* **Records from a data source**
<<<<

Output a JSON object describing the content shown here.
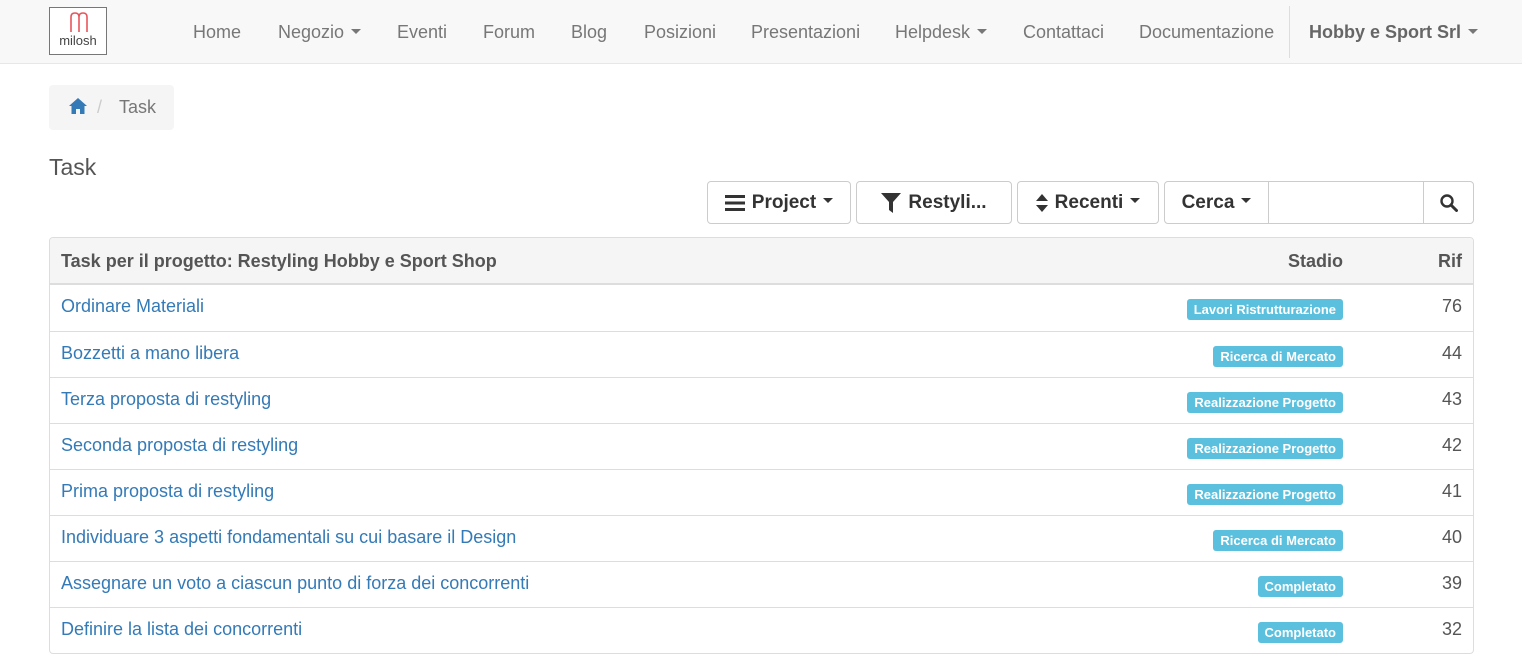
{
  "brand": {
    "logo_text": "milosh",
    "accent": "#e8565d"
  },
  "nav": {
    "items": [
      {
        "label": "Home",
        "dropdown": false
      },
      {
        "label": "Negozio",
        "dropdown": true
      },
      {
        "label": "Eventi",
        "dropdown": false
      },
      {
        "label": "Forum",
        "dropdown": false
      },
      {
        "label": "Blog",
        "dropdown": false
      },
      {
        "label": "Posizioni",
        "dropdown": false
      },
      {
        "label": "Presentazioni",
        "dropdown": false
      },
      {
        "label": "Helpdesk",
        "dropdown": true
      },
      {
        "label": "Contattaci",
        "dropdown": false
      },
      {
        "label": "Documentazione",
        "dropdown": false
      }
    ],
    "company": "Hobby e Sport Srl"
  },
  "breadcrumb": {
    "home_icon": "home-icon",
    "current": "Task"
  },
  "page": {
    "title": "Task"
  },
  "toolbar": {
    "project_label": "Project",
    "filter_label": "Restyli...",
    "sort_label": "Recenti",
    "search_label": "Cerca",
    "search_value": "",
    "search_icon": "search-icon"
  },
  "table": {
    "header_title": "Task per il progetto: Restyling Hobby e Sport Shop",
    "header_stage": "Stadio",
    "header_ref": "Rif",
    "rows": [
      {
        "name": "Ordinare Materiali",
        "stage": "Lavori Ristrutturazione",
        "ref": "76"
      },
      {
        "name": "Bozzetti a mano libera",
        "stage": "Ricerca di Mercato",
        "ref": "44"
      },
      {
        "name": "Terza proposta di restyling",
        "stage": "Realizzazione Progetto",
        "ref": "43"
      },
      {
        "name": "Seconda proposta di restyling",
        "stage": "Realizzazione Progetto",
        "ref": "42"
      },
      {
        "name": "Prima proposta di restyling",
        "stage": "Realizzazione Progetto",
        "ref": "41"
      },
      {
        "name": "Individuare 3 aspetti fondamentali su cui basare il Design",
        "stage": "Ricerca di Mercato",
        "ref": "40"
      },
      {
        "name": "Assegnare un voto a ciascun punto di forza dei concorrenti",
        "stage": "Completato",
        "ref": "39"
      },
      {
        "name": "Definire la lista dei concorrenti",
        "stage": "Completato",
        "ref": "32"
      }
    ]
  },
  "colors": {
    "link": "#337ab7",
    "badge": "#5bc0de"
  }
}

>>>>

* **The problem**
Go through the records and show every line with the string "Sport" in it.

* **Answer area**
    "company": "Hobby e Sport Srl"
    "header_title": "Task per il progetto: Restyling Hobby e Sport Shop",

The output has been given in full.